Required work =>
Return only those lines of the material that contain "true".

Supplied records =>
►

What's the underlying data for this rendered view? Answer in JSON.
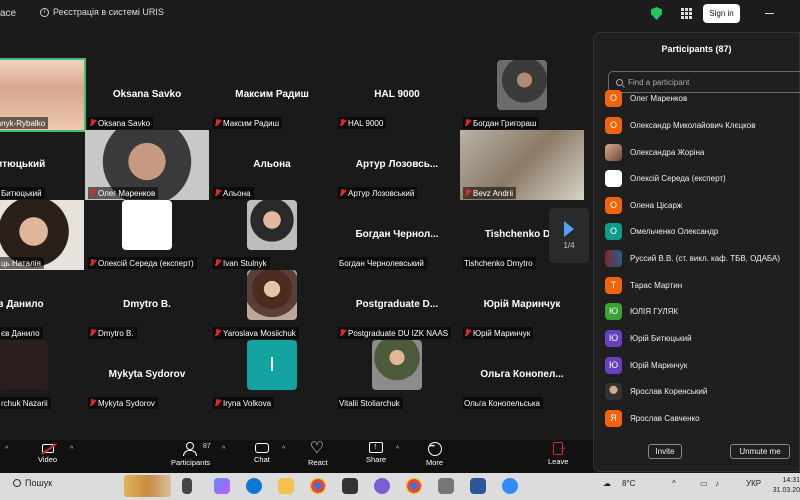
{
  "topbar": {
    "app_name": "ace",
    "registration": "Реєстрація в системі URIS",
    "sign_in": "Sign in"
  },
  "gallery": {
    "tiles": [
      {
        "name": "",
        "label": "a Kalashnyk-Rybalko"
      },
      {
        "name": "Oksana Savko",
        "label": "Oksana Savko"
      },
      {
        "name": "Максим Радиш",
        "label": "Максим Радиш"
      },
      {
        "name": "HAL 9000",
        "label": "HAL 9000"
      },
      {
        "name": "",
        "label": "Богдан Григораш"
      },
      {
        "name": "й Битюцький",
        "label": "Битюцький"
      },
      {
        "name": "",
        "label": "Олег Маренков"
      },
      {
        "name": "Альона",
        "label": "Альона"
      },
      {
        "name": "Артур Лозовсь...",
        "label": "Артур Лозовський"
      },
      {
        "name": "",
        "label": "Bevz Andrii"
      },
      {
        "name": "",
        "label": "ць Наталія"
      },
      {
        "name": "",
        "label": "Олексій Середа (експерт)"
      },
      {
        "name": "",
        "label": "Ivan Stulnyk"
      },
      {
        "name": "Богдан Чернол...",
        "label": "Богдан Чернолевський"
      },
      {
        "name": "Tishchenko Dm",
        "label": "Tishchenko Dmytro"
      },
      {
        "name": "едєв Данило",
        "label": "єв Данило"
      },
      {
        "name": "Dmytro B.",
        "label": "Dmytro B."
      },
      {
        "name": "",
        "label": "Yaroslava Mosiichuk"
      },
      {
        "name": "Postgraduate D...",
        "label": "Postgraduate DU IZK NAAS"
      },
      {
        "name": "Юрій Маринчук",
        "label": "Юрій Маринчук"
      },
      {
        "name": "",
        "label": "rchuk Nazarii"
      },
      {
        "name": "Mykyta Sydorov",
        "label": "Mykyta Sydorov"
      },
      {
        "name": "",
        "label": "Iryna Volkova"
      },
      {
        "name": "",
        "label": "Vitalii Stoliarchuk"
      },
      {
        "name": "Ольга Конопел...",
        "label": "Ольга Конопельська"
      }
    ],
    "page_indicator": "1/4",
    "teal_tile_letter": "I"
  },
  "participants": {
    "title": "Participants (87)",
    "search_placeholder": "Find a participant",
    "list": [
      {
        "initial": "О",
        "name": "Олег Маренков",
        "color": "#f2630c",
        "kind": "letter"
      },
      {
        "initial": "О",
        "name": "Олександр Миколайович Клєцков",
        "color": "#f2630c",
        "kind": "letter"
      },
      {
        "initial": "",
        "name": "Олександра Жоріна",
        "color": "#c08a70",
        "kind": "img"
      },
      {
        "initial": "",
        "name": "Олексій Середа (експерт)",
        "color": "#ffffff",
        "kind": "logo"
      },
      {
        "initial": "О",
        "name": "Олена Цісарж",
        "color": "#f2630c",
        "kind": "letter"
      },
      {
        "initial": "О",
        "name": "Омельченко Олександр",
        "color": "#109c8c",
        "kind": "letter"
      },
      {
        "initial": "",
        "name": "Руссий В.В. (ст. викл. каф. ТБВ, ОДАБА)",
        "color": "#7a2a2a",
        "kind": "flag"
      },
      {
        "initial": "Т",
        "name": "Тарас Мартин",
        "color": "#f2630c",
        "kind": "letter"
      },
      {
        "initial": "Ю",
        "name": "ЮЛІЯ ГУЛЯК",
        "color": "#3aa334",
        "kind": "letter"
      },
      {
        "initial": "Ю",
        "name": "Юрій Битюцький",
        "color": "#6a3fc1",
        "kind": "letter"
      },
      {
        "initial": "Ю",
        "name": "Юрій Маринчук",
        "color": "#6a3fc1",
        "kind": "letter"
      },
      {
        "initial": "",
        "name": "Ярослав Коренський",
        "color": "#555555",
        "kind": "photo"
      },
      {
        "initial": "Я",
        "name": "Ярослав Савченко",
        "color": "#f2630c",
        "kind": "letter"
      }
    ],
    "invite": "Invite",
    "unmute_me": "Unmute me"
  },
  "toolbar": {
    "video": "Video",
    "participants": "Participants",
    "participants_count": "87",
    "chat": "Chat",
    "react": "React",
    "share": "Share",
    "more": "More",
    "leave": "Leave",
    "leave_color": "#e02828"
  },
  "taskbar": {
    "search": "Пошук",
    "weather": "8°C",
    "language": "УКР",
    "time": "14:31",
    "date": "31.03.20"
  }
}
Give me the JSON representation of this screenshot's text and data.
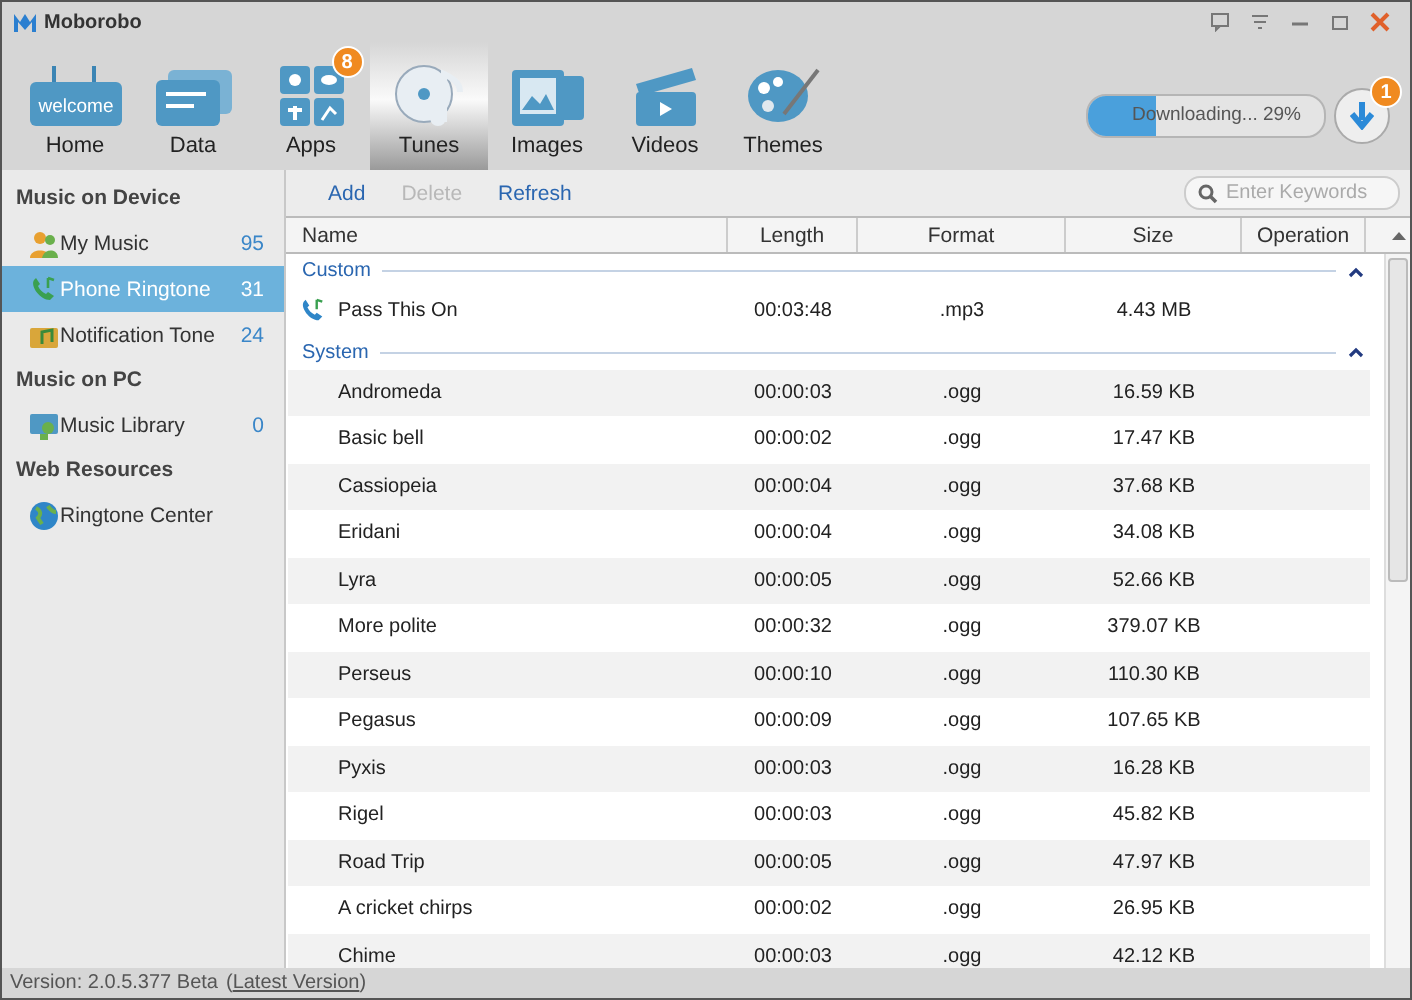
{
  "window": {
    "title": "Moborobo"
  },
  "nav": [
    {
      "label": "Home",
      "selected": false
    },
    {
      "label": "Data",
      "selected": false
    },
    {
      "label": "Apps",
      "selected": false,
      "badge": "8"
    },
    {
      "label": "Tunes",
      "selected": true
    },
    {
      "label": "Images",
      "selected": false
    },
    {
      "label": "Videos",
      "selected": false
    },
    {
      "label": "Themes",
      "selected": false
    }
  ],
  "home_icon_text": "welcome",
  "download": {
    "label": "Downloading... 29%",
    "level": 0.29,
    "badge": "1"
  },
  "sidebar": [
    {
      "heading": "Music on Device",
      "items": [
        {
          "label": "My Music",
          "count": "95",
          "selected": false
        },
        {
          "label": "Phone Ringtone",
          "count": "31",
          "selected": true
        },
        {
          "label": "Notification Tone",
          "count": "24",
          "selected": false
        }
      ]
    },
    {
      "heading": "Music on PC",
      "items": [
        {
          "label": "Music Library",
          "count": "0",
          "selected": false
        }
      ]
    },
    {
      "heading": "Web Resources",
      "items": [
        {
          "label": "Ringtone Center",
          "selected": false
        }
      ]
    }
  ],
  "actions": [
    {
      "label": "Add",
      "disabled": false
    },
    {
      "label": "Delete",
      "disabled": true
    },
    {
      "label": "Refresh",
      "disabled": false
    }
  ],
  "search": {
    "placeholder": "Enter Keywords"
  },
  "table": {
    "columns": [
      "Name",
      "Length",
      "Format",
      "Size",
      "Operation"
    ],
    "sections": [
      {
        "title": "Custom",
        "expanded": true,
        "rows": [
          {
            "name": "Pass This On",
            "length": "00:03:48",
            "format": ".mp3",
            "size": "4.43 MB"
          }
        ]
      },
      {
        "title": "System",
        "expanded": true,
        "rows": [
          {
            "name": "Andromeda",
            "length": "00:00:03",
            "format": ".ogg",
            "size": "16.59 KB"
          },
          {
            "name": "Basic bell",
            "length": "00:00:02",
            "format": ".ogg",
            "size": "17.47 KB"
          },
          {
            "name": "Cassiopeia",
            "length": "00:00:04",
            "format": ".ogg",
            "size": "37.68 KB"
          },
          {
            "name": "Eridani",
            "length": "00:00:04",
            "format": ".ogg",
            "size": "34.08 KB"
          },
          {
            "name": "Lyra",
            "length": "00:00:05",
            "format": ".ogg",
            "size": "52.66 KB"
          },
          {
            "name": "More polite",
            "length": "00:00:32",
            "format": ".ogg",
            "size": "379.07 KB"
          },
          {
            "name": "Perseus",
            "length": "00:00:10",
            "format": ".ogg",
            "size": "110.30 KB"
          },
          {
            "name": "Pegasus",
            "length": "00:00:09",
            "format": ".ogg",
            "size": "107.65 KB"
          },
          {
            "name": "Pyxis",
            "length": "00:00:03",
            "format": ".ogg",
            "size": "16.28 KB"
          },
          {
            "name": "Rigel",
            "length": "00:00:03",
            "format": ".ogg",
            "size": "45.82 KB"
          },
          {
            "name": "Road Trip",
            "length": "00:00:05",
            "format": ".ogg",
            "size": "47.97 KB"
          },
          {
            "name": "A cricket chirps",
            "length": "00:00:02",
            "format": ".ogg",
            "size": "26.95 KB"
          },
          {
            "name": "Chime",
            "length": "00:00:03",
            "format": ".ogg",
            "size": "42.12 KB"
          }
        ]
      }
    ]
  },
  "status_bar": {
    "version": "Version: 2.0.5.377 Beta",
    "link_open": "(",
    "link": "Latest Version",
    "link_close": ")"
  }
}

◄

Output below =>
      "selected": true
          "selected": true
      "disabled": true
        "expanded": true,
        "expanded": true,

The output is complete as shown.